Pam Thomas, Senior Fellow for KyPolicy, delivered the testimony below to the House Appropriations and Revenue Committee on Thursday, January 5. The committee was considering House Bill 1, which would slash Kentucky’s income tax rate to 4% in 2024, threatening to blow a hole in the state budget and spending money that could go to meeting Kentucky’s needs on giveaways to the wealthy.
Chairman Petrie and members of the A&R Committee: Thank you for this opportunity to testify. My name is Pam Thomas, and I am Senior Fellow at the Kentucky Center for Economic Policy. I spent most of my career staffing this committee. I started with A&R in 1991 and retired in 2016. One of my primary roles over all of the years I worked at LRC was to help you understand the policy implications of the decisions you make. And I loved my job because I really felt like I was helping and making a difference.
I come before you today with this background to ask you to reconsider the practical and policy implications of continuing to move forward with additional income tax reductions under HB 1.

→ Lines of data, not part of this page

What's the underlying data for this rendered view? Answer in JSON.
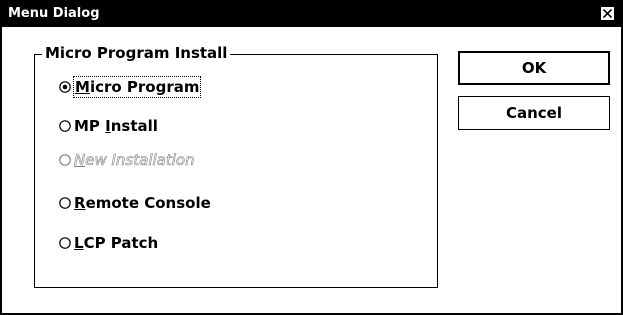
{
  "window": {
    "title": "Menu Dialog",
    "close_label": "×"
  },
  "group": {
    "legend": "Micro Program Install",
    "options": [
      {
        "label_before": "",
        "mnemonic": "M",
        "label_after": "icro Program",
        "selected": true,
        "enabled": true
      },
      {
        "label_before": "MP ",
        "mnemonic": "I",
        "label_after": "nstall",
        "selected": false,
        "enabled": true
      },
      {
        "label_before": "",
        "mnemonic": "N",
        "label_after": "ew Installation",
        "selected": false,
        "enabled": false
      },
      {
        "label_before": "",
        "mnemonic": "R",
        "label_after": "emote Console",
        "selected": false,
        "enabled": true
      },
      {
        "label_before": "",
        "mnemonic": "L",
        "label_after": "CP Patch",
        "selected": false,
        "enabled": true
      }
    ]
  },
  "buttons": {
    "ok_label": "OK",
    "cancel_label": "Cancel"
  },
  "colors": {
    "titlebar_bg": "#000000",
    "titlebar_text": "#ffffff",
    "disabled_text": "#808080"
  }
}
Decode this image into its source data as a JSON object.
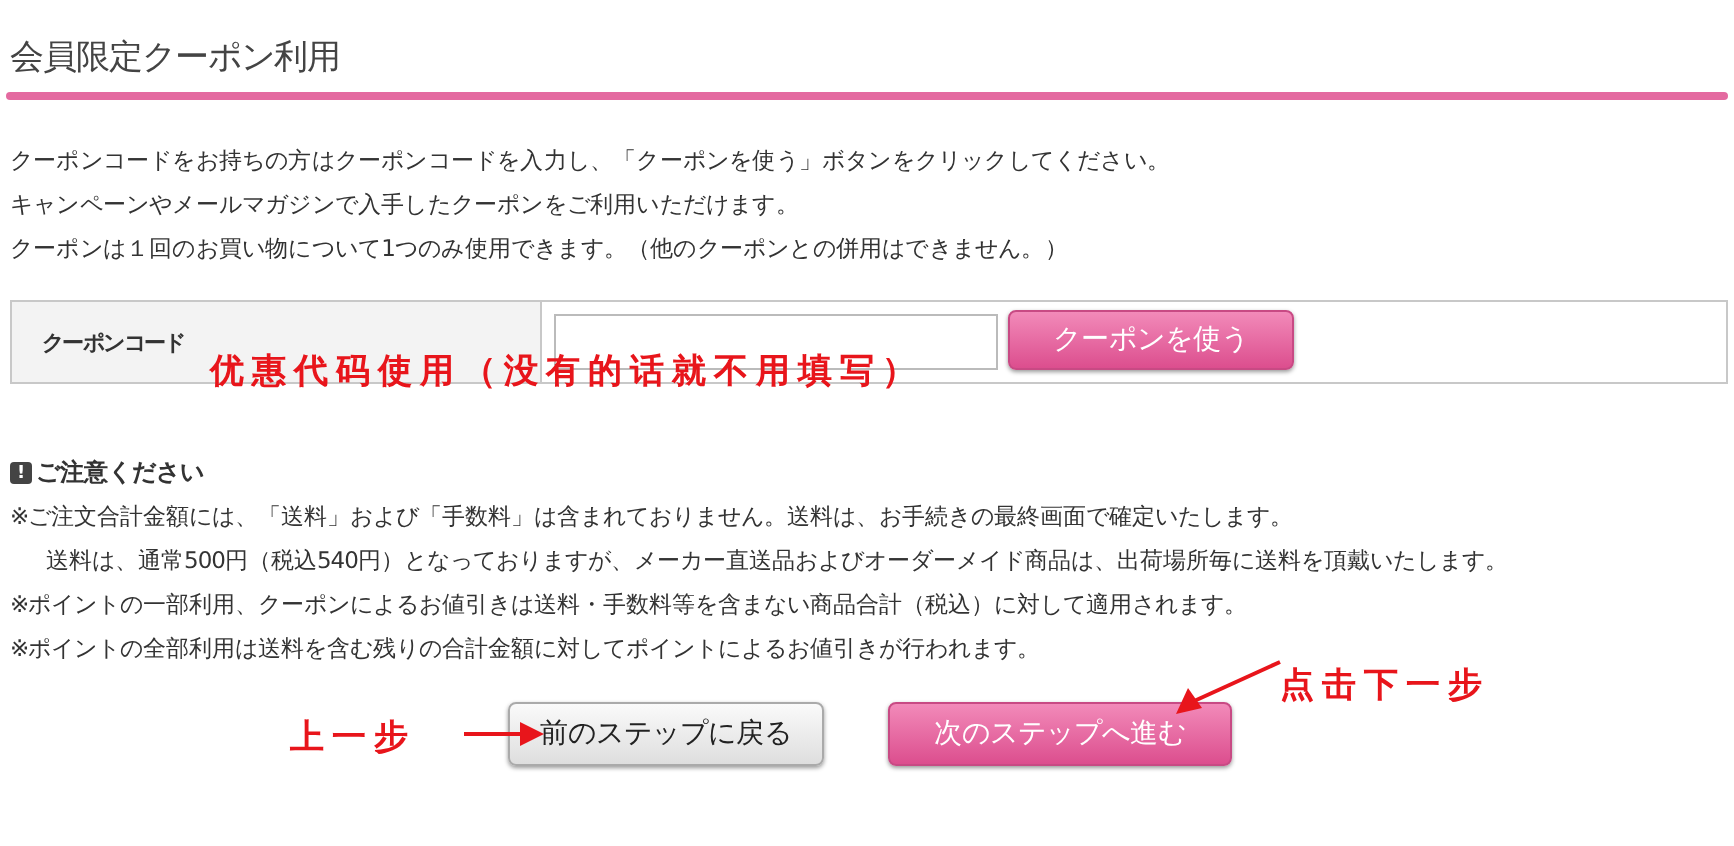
{
  "page": {
    "title": "会員限定クーポン利用"
  },
  "intro": [
    "クーポンコードをお持ちの方はクーポンコードを入力し、「クーポンを使う」ボタンをクリックしてください。",
    "キャンペーンやメールマガジンで入手したクーポンをご利用いただけます。",
    "クーポンは１回のお買い物について1つのみ使用できます。（他のクーポンとの併用はできません。）"
  ],
  "coupon_form": {
    "label": "クーポンコード",
    "button": "クーポンを使う"
  },
  "notice": {
    "icon": "!",
    "title": "ご注意ください",
    "lines": [
      {
        "text": "※ご注文合計金額には、「送料」および「手数料」は含まれておりません。送料は、お手続きの最終画面で確定いたします。",
        "indent": false
      },
      {
        "text": "送料は、通常500円（税込540円）となっておりますが、メーカー直送品およびオーダーメイド商品は、出荷場所毎に送料を頂戴いたします。",
        "indent": true
      },
      {
        "text": "※ポイントの一部利用、クーポンによるお値引きは送料・手数料等を含まない商品合計（税込）に対して適用されます。",
        "indent": false
      },
      {
        "text": "※ポイントの全部利用は送料を含む残りの合計金額に対してポイントによるお値引きが行われます。",
        "indent": false
      }
    ]
  },
  "nav_buttons": [
    {
      "label": "前のステップに戻る",
      "kind": "secondary"
    },
    {
      "label": "次のステップへ進む",
      "kind": "primary"
    }
  ],
  "annotations": [
    {
      "text": "优惠代码使用（没有的话就不用填写）"
    },
    {
      "text": "上一步",
      "arrow": true
    },
    {
      "text": "点击下一步",
      "arrow": true
    }
  ]
}
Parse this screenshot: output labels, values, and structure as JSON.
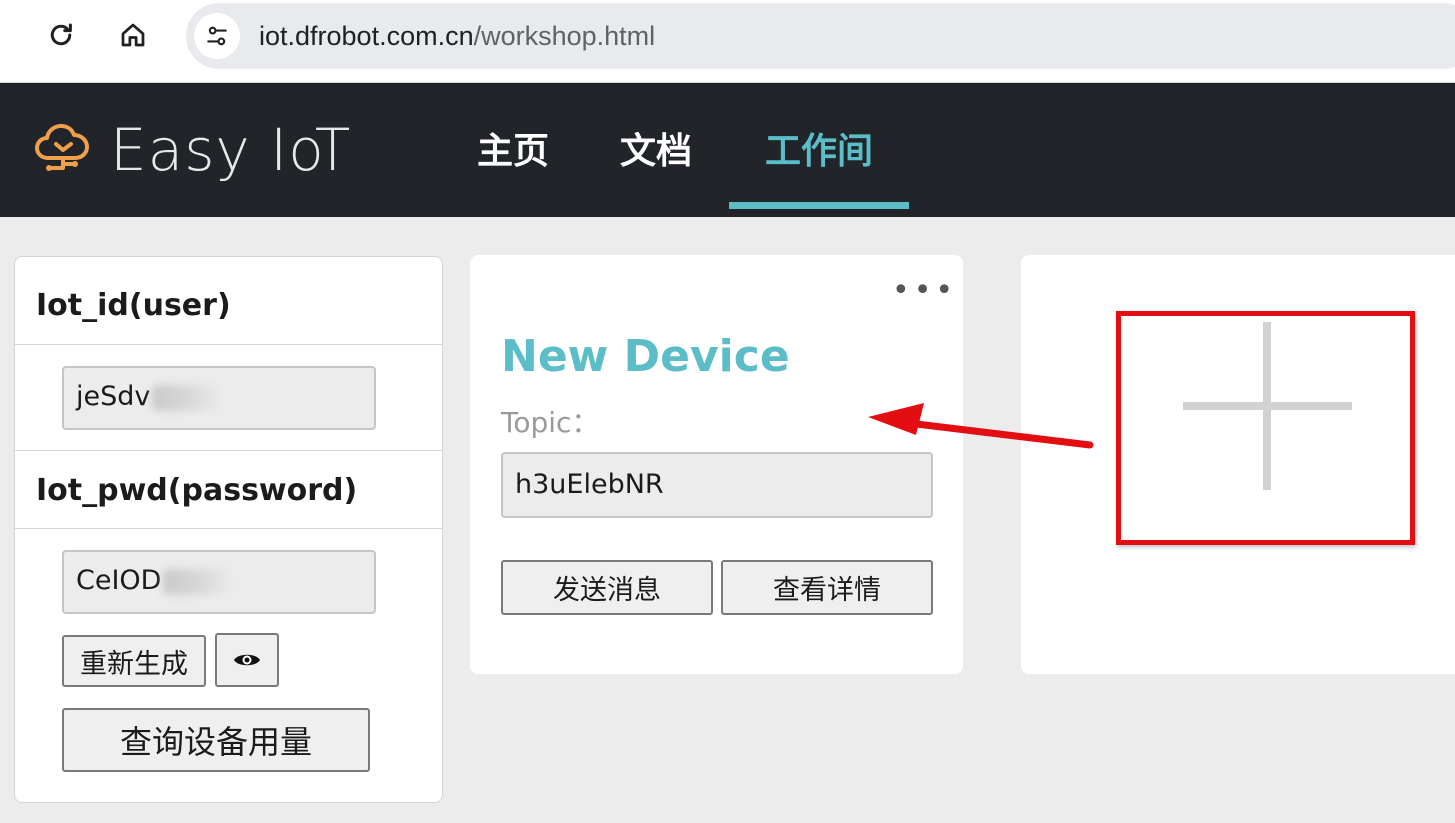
{
  "browser": {
    "url_host": "iot.dfrobot.com.cn",
    "url_path": "/workshop.html",
    "reload_icon": "reload-icon",
    "home_icon": "home-icon",
    "site_settings_icon": "tune-icon"
  },
  "navbar": {
    "logo_text": "Easy IoT",
    "logo_icon": "cloud-tree-icon",
    "items": [
      {
        "label": "主页",
        "active": false
      },
      {
        "label": "文档",
        "active": false
      },
      {
        "label": "工作间",
        "active": true
      }
    ],
    "accent_color": "#5bbdc7"
  },
  "account": {
    "id_label": "Iot_id(user)",
    "id_value": "jeSdv",
    "pwd_label": "Iot_pwd(password)",
    "pwd_value": "CeIOD",
    "regenerate_label": "重新生成",
    "reveal_icon": "eye-icon",
    "query_usage_label": "查询设备用量"
  },
  "device": {
    "more_label": "•••",
    "name": "New Device",
    "topic_label": "Topic：",
    "topic_value": "h3uElebNR",
    "send_label": "发送消息",
    "details_label": "查看详情"
  },
  "add_device": {
    "icon": "plus-icon",
    "annotation_color": "#e30e12"
  }
}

From a fiscal standpoint, things are very good right now. Revenues are strong, and the Budget Reserve Trust Fund is at a record level. But that is the case for most states, not just Kentucky. The many billions in federal pandemic aid spurred a fast recovery and inflation is at a higher level than in 40 years, but those causes of higher tax revenues are coming to an end. Forecasters don’t predict the same growth going forward and many fear a recession is on the horizon.
It is interesting to note that without the income tax, we wouldn’t have the significant Budget Reserve Trust Fund balance we have now because the income tax accounted for 47% of revenues above projections.
Last session, you enacted a budget that began to restore some of the funding that had been reduced through the many rounds of budget cuts following the great recession and continuing until just a few years ago. You started to address the state workforce crisis by providing significant salary increases with the promise of more, and made critical investments in many other areas – a great first step in recognizing the importance of investing in the people of the commonwealth.
But much remains to be done. There is a critical teacher shortage, affordable childcare isn’t readily available across our state and the Department of Juvenile Justice and the children it serves are suffering greatly because of the inability to adequately staff facilities. Much more investment is needed to help people in eastern and western Kentucky recover from tornadoes and floods. The list goes on and the needs are great.
My concern about the continued reduction of the income tax rate is that the formula on which the cuts are based is static, backward facing and based on a single year. It doesn’t consider the future or the context within which revenues are raised, and recent elevated collections are temporary and will likely not continue in the future. But the tax cuts are permanent and they will result in a major loss of revenue.
The General Fund will lose over $1.2 billion annually when the cut from 5% to 4% is fully phased in. For scale, that’s more than the $1.1 billion you appropriated to fund the entire system of higher education. It’s a huge hit.
And for most individuals, other than those in the top 20%, the money they keep as the result of the cut is small. Kentuckians who are under the poverty line will receive no benefit at all from the income tax rate cut because they don’t pay income taxes, yet the sales tax is a much bigger share of their family budget than it is for you or I. The typical Kentucky family – those in the middle class – will retain between 38 cents and $5 a week from the rate reduction from 5% to 4%, hardly noticeable in day-to-day life. So there is a huge gap in the loss of revenues at the state level when compared to the actual benefit to individuals and families.
There is not a lot of room within other taxes to make up for the lost revenue when that need arises. The only big exemption in the sales tax is for groceries, one of the few exemptions that makes the tax less regressive, and if you taxed groceries at the full 6% rate you’d only make up half of the lost revenues from a reduction in the income tax to 4%. The sales tax rate on our existing base of all purchases would have to be raised to 7.4% to make up the lost revenues from a 4% income tax, which would make it the highest state sales tax in the country.
There simply aren’t a lot of other places to go to raise revenue. We don’t have a huge tourist base like Tennessee, Nevada and Florida, and we don’t have oil and gas like Texas, Alaska and Wyoming – six states that do not impose an income tax. Our economy and where the money comes from in Kentucky is very different from these other states and these differences are critically important to consider.
If you ask your constituents, both businesses and individuals, what they want and expect from you as the leaders who decide how state dollars are spent, I believe they will tell you that they want good, strong public schools, access to affordable childcare, safe drinking water and roads that don’t have potholes. They will tell you that they want their fellow Kentuckians who have fallen on hard times and need help to receive help. And when we stop and think about it, isn’t this what we all want for ourselves, our families and each other?
I’ve been part of and observed our state’s budget process for over 3 decades now. Based on that experience, I think there are significant risks that our state’s ability to do those things will be severely compromised moving forward by the cuts to our income tax, the source of 41% of the General Fund, as contained in HB 1.
Thank you for your consideration.